Deeply concerned about the safety and wellbeing of civilians in the northern part of Rakhine state in Myanmar, United Nations entities today urged the country's authorities to take immediate actions to address humanitarian and human rights situations.
The Office of the UN High Commissioner for Refugees (UNHCR) urged the Myanmar Government to immediately allow humanitarian actors to resume the life-saving activities for some 160,000 civilians, which were suspended on 9 October.
“We are urging the Government of Myanmar to ensure the protection and dignity of all civilians on its territory in accordance with the rule of law and its international obligations,” UNHCR spokesperson Adrian Edwards told reporters at the regular news briefing in Geneva.
Rakhine state has been plagued with violence between ethnic Rakhine Buddhists and Rohingya Muslims, a minority group.
According to the Office of the UN High Commissioner for Human Rights (OHCHR), tens of thousands of people have fled their homes amid a security operation triggered by armed attacks on border posts in October. Residents, including members of the Rohingya minority and other Muslim communities, are reported to have suffered serious human rights violations including torture, rape and sexual assault, summary executions, and the destruction of mosques and homes.
OHCHR said humanitarian programmes providing health, food, education and nutrition assistance have been suspended and civilians are reported to be caught up in military action including attacks by helicopter gunships.
“We appeal for calm and for humanitarian access to assess and meet the needs of thousands of people who have reportedly been displaced from their homes by the ongoing security operation. The affected population is believed to be in urgent need of food, shelter and medical care,” said the UNHCR spokesperson.
UNHCR is also appealing to the Government of Bangladesh to keep its border with Myanmar open and allow safe passage to any civilians from Myanmar fleeing violence, he added.
Meanwhile, a UN human rights expert has called on the Government of Myanmar to immediately tackle the deteriorating human rights situation in northern Rakhine state, noting that a two-day visit by a Government-led delegation to the area in early November, which included a UN official and nine ambassadors, had produced only limited results in terms of addressing the humanitarian crisis.

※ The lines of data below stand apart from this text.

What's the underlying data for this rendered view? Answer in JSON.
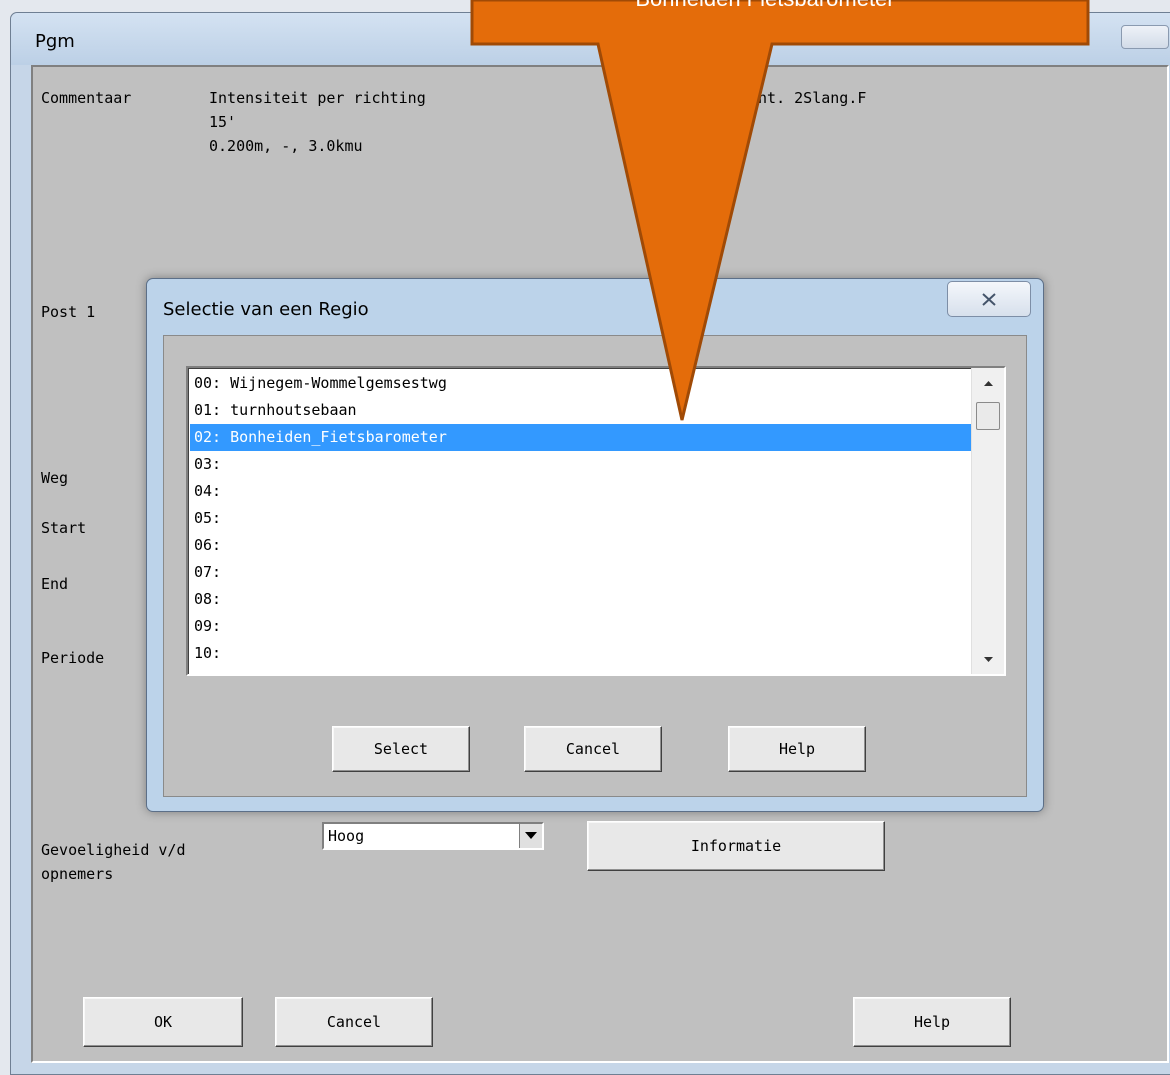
{
  "main_window": {
    "title": "Pgm",
    "labels": {
      "commentaar": "Commentaar",
      "comment_line1": "Intensiteit per richting",
      "comment_line1_right": "cht. 2Slang.F",
      "comment_line2": "15'",
      "comment_line3": "0.200m, -, 3.0kmu",
      "post": "Post 1",
      "weg": "Weg",
      "start": "Start",
      "end": "End",
      "periode": "Periode",
      "gevoeligheid_1": "Gevoeligheid v/d",
      "gevoeligheid_2": "opnemers"
    },
    "combo_value": "Hoog",
    "buttons": {
      "informatie": "Informatie",
      "ok": "OK",
      "cancel": "Cancel",
      "help": "Help"
    }
  },
  "dialog": {
    "title": "Selectie van een Regio",
    "list_items": [
      "00: Wijnegem-Wommelgemsestwg",
      "01: turnhoutsebaan",
      "02: Bonheiden_Fietsbarometer",
      "03:",
      "04:",
      "05:",
      "06:",
      "07:",
      "08:",
      "09:",
      "10:"
    ],
    "selected_index": 2,
    "buttons": {
      "select": "Select",
      "cancel": "Cancel",
      "help": "Help"
    }
  },
  "callout": {
    "text": "Bonheiden Fietsbarometer",
    "color": "#e46c0a"
  },
  "icons": [
    "close-icon",
    "dropdown-arrow-icon",
    "scroll-up-icon",
    "scroll-down-icon"
  ]
}
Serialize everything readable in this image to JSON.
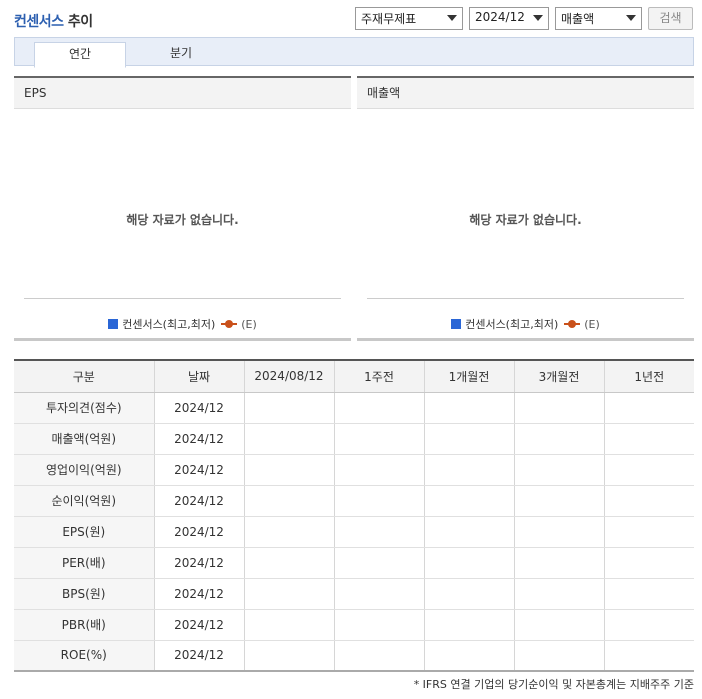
{
  "title": {
    "highlight": "컨센서스",
    "rest": " 추이"
  },
  "filters": {
    "type_select": "주재무제표",
    "period_select": "2024/12",
    "metric_select": "매출액",
    "search_button": "검색"
  },
  "tabs": [
    {
      "label": "연간",
      "active": true
    },
    {
      "label": "분기",
      "active": false
    }
  ],
  "panels": [
    {
      "title": "EPS",
      "empty_message": "해당 자료가 없습니다."
    },
    {
      "title": "매출액",
      "empty_message": "해당 자료가 없습니다."
    }
  ],
  "legend": {
    "range_label": "컨센서스(최고,최저)",
    "estimate_label": "(E)",
    "range_color": "#2a66d6",
    "estimate_color": "#c9501a"
  },
  "table": {
    "headers": [
      "구분",
      "날짜",
      "2024/08/12",
      "1주전",
      "1개월전",
      "3개월전",
      "1년전"
    ],
    "rows": [
      {
        "label": "투자의견(점수)",
        "date": "2024/12"
      },
      {
        "label": "매출액(억원)",
        "date": "2024/12"
      },
      {
        "label": "영업이익(억원)",
        "date": "2024/12"
      },
      {
        "label": "순이익(억원)",
        "date": "2024/12"
      },
      {
        "label": "EPS(원)",
        "date": "2024/12"
      },
      {
        "label": "PER(배)",
        "date": "2024/12"
      },
      {
        "label": "BPS(원)",
        "date": "2024/12"
      },
      {
        "label": "PBR(배)",
        "date": "2024/12"
      },
      {
        "label": "ROE(%)",
        "date": "2024/12"
      }
    ]
  },
  "footnote": "* IFRS 연결 기업의 당기순이익 및 자본총계는 지배주주 기준"
}
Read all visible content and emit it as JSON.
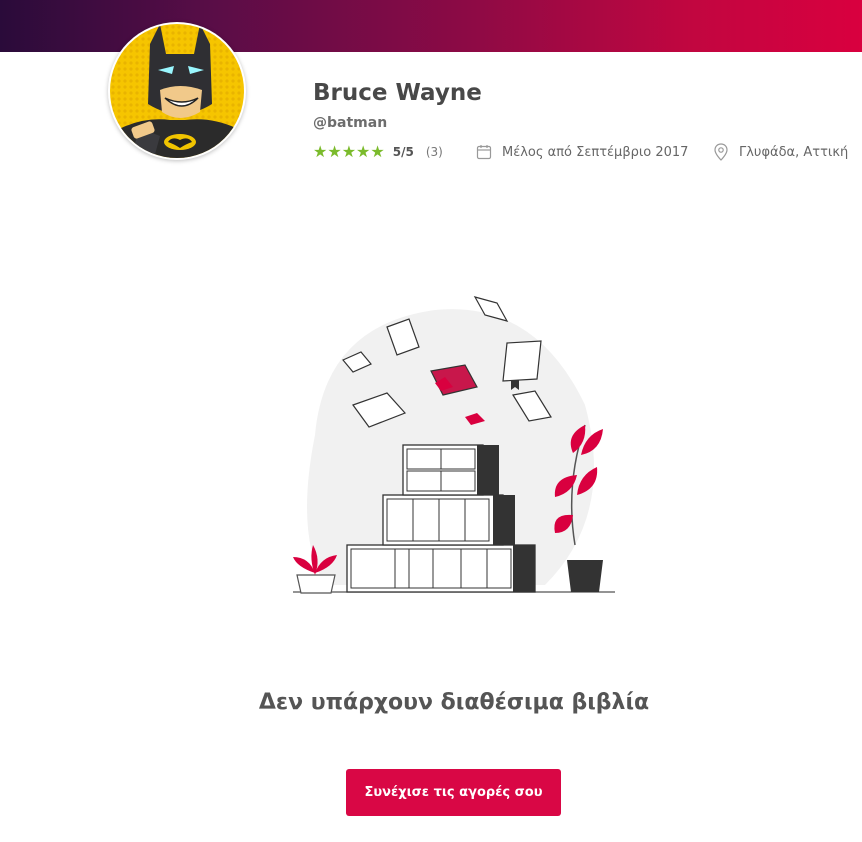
{
  "colors": {
    "accent": "#d90745",
    "rating_star": "#7bbb2c",
    "banner_start": "#2a0b3a",
    "banner_end": "#d9003f"
  },
  "profile": {
    "name": "Bruce Wayne",
    "handle": "@batman",
    "rating": {
      "stars": 5,
      "max": 5,
      "label": "5/5",
      "count_label": "(3)"
    },
    "member_since": "Μέλος από Σεπτέμβριο 2017",
    "location": "Γλυφάδα, Αττική"
  },
  "icons": {
    "calendar": "calendar-icon",
    "location": "map-pin-icon",
    "star": "star-icon"
  },
  "empty_state": {
    "title": "Δεν υπάρχουν διαθέσιμα βιβλία",
    "button_label": "Συνέχισε τις αγορές σου"
  }
}
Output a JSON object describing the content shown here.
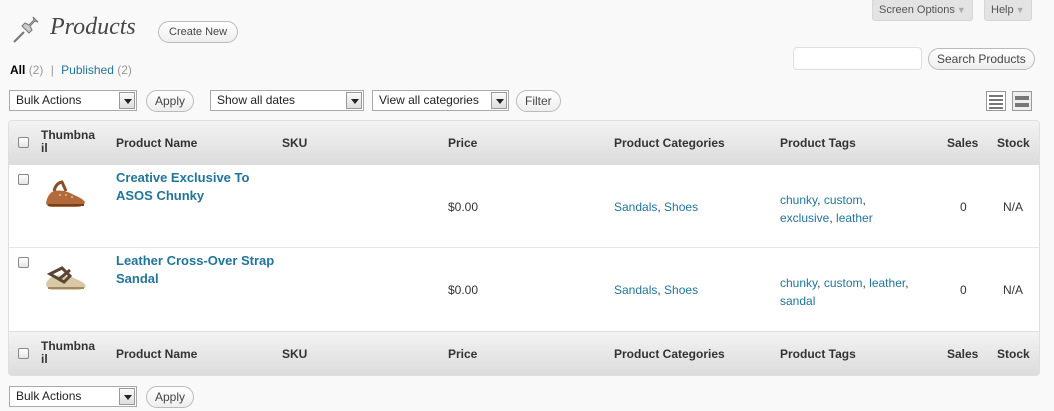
{
  "header": {
    "screen_options": "Screen Options",
    "help": "Help",
    "title": "Products",
    "create_new": "Create New"
  },
  "filters": {
    "all": "All",
    "all_count": "(2)",
    "separator": "|",
    "published": "Published",
    "published_count": "(2)"
  },
  "search": {
    "value": "",
    "button": "Search Products"
  },
  "toolbar": {
    "bulk_actions": "Bulk Actions",
    "apply": "Apply",
    "dates": "Show all dates",
    "categories": "View all categories",
    "filter": "Filter"
  },
  "table": {
    "columns": {
      "thumbnail": "Thumbna\nil",
      "name": "Product Name",
      "sku": "SKU",
      "price": "Price",
      "categories": "Product Categories",
      "tags": "Product Tags",
      "sales": "Sales",
      "stock": "Stock"
    },
    "rows": [
      {
        "name": "Creative Exclusive To ASOS Chunky",
        "sku": "",
        "price": "$0.00",
        "categories": [
          "Sandals",
          "Shoes"
        ],
        "tags": [
          "chunky",
          "custom",
          "exclusive",
          "leather"
        ],
        "sales": "0",
        "stock": "N/A"
      },
      {
        "name": "Leather Cross-Over Strap Sandal",
        "sku": "",
        "price": "$0.00",
        "categories": [
          "Sandals",
          "Shoes"
        ],
        "tags": [
          "chunky",
          "custom",
          "leather",
          "sandal"
        ],
        "sales": "0",
        "stock": "N/A"
      }
    ]
  },
  "bottom_toolbar": {
    "bulk_actions": "Bulk Actions",
    "apply": "Apply"
  },
  "icons": {
    "page": "pushpin-icon",
    "list_view": "list-view-icon",
    "excerpt_view": "excerpt-view-icon"
  },
  "colors": {
    "link": "#21759b",
    "header_bg": "#dcdcdc"
  }
}
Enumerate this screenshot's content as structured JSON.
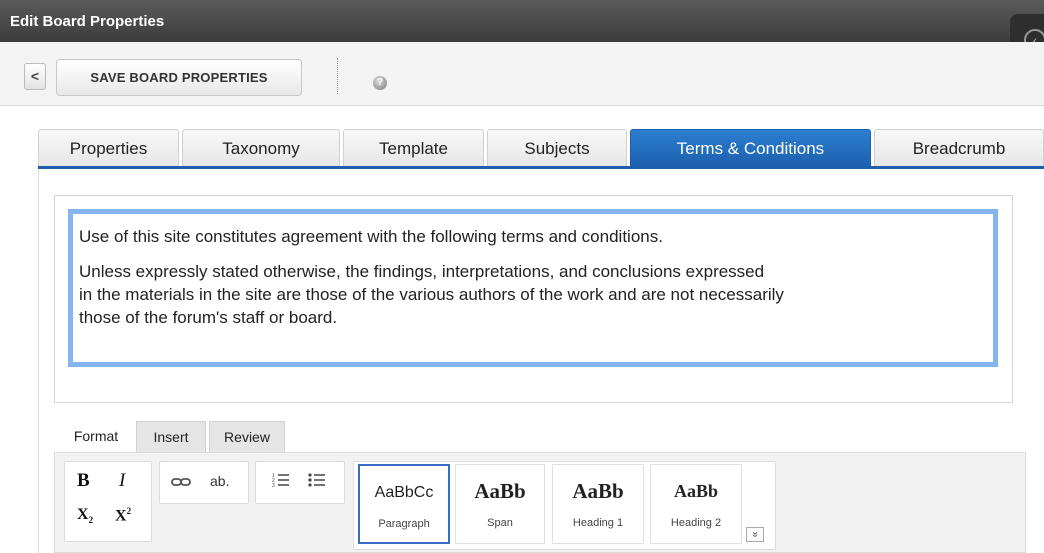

“The Government has now admitted using helicopter gunships in support of ground troops, and there are unverified claims of reprisals against villagers who had shared their grievances with the delegation,” said the UN Special Rapporteur on the human rights situation in Myanmar, Yanghee Lee.
She criticized the authorities for placing the region on “lockdown” for six weeks and expressed particular concern at reports from the area that the security operation had been stepped up since the international delegation conducted its visit.
“It is not acceptable that for six weeks there was a complete lockdown, with no access to the affected areas,” she said.
“The security forces must not be given carte blanche to step up their operations under the smokescreen of having allowed access to an international delegation. Urgent action is needed to bring resolution to the situation,” she added.
Ms. Lee said allegations of human rights abuses, including the alleged rape and sexual assault of women and girls, needed to be investigated.
“State Counsellor Aung San Suu Kyi has recently stated that the Government is responding to the situation based on the principle of the rule of law. Yet I am unaware of any efforts on the part of the Government to look into the allegations of human rights violations,” said Ms. Lee.
It is crucial to recognize the issue at hand – as objectively as possible – and immediately embark on a transparent, non-partial, independent investigation, she said.
Ms. Lee echoed a statement by the Chair of the Rakhine Advisory Commission, former UN chief Kofi Annan, for all communities to renounce violence and for security services to act in full compliance with the rule of law.
She expressed hope that even before the Commission publishes a report next year, the Government would start taking interim measures in line with past recommendations to prevent further restrictions and violations of human rights suffered by the Rohingya population as well as other religious and ethnic minorities.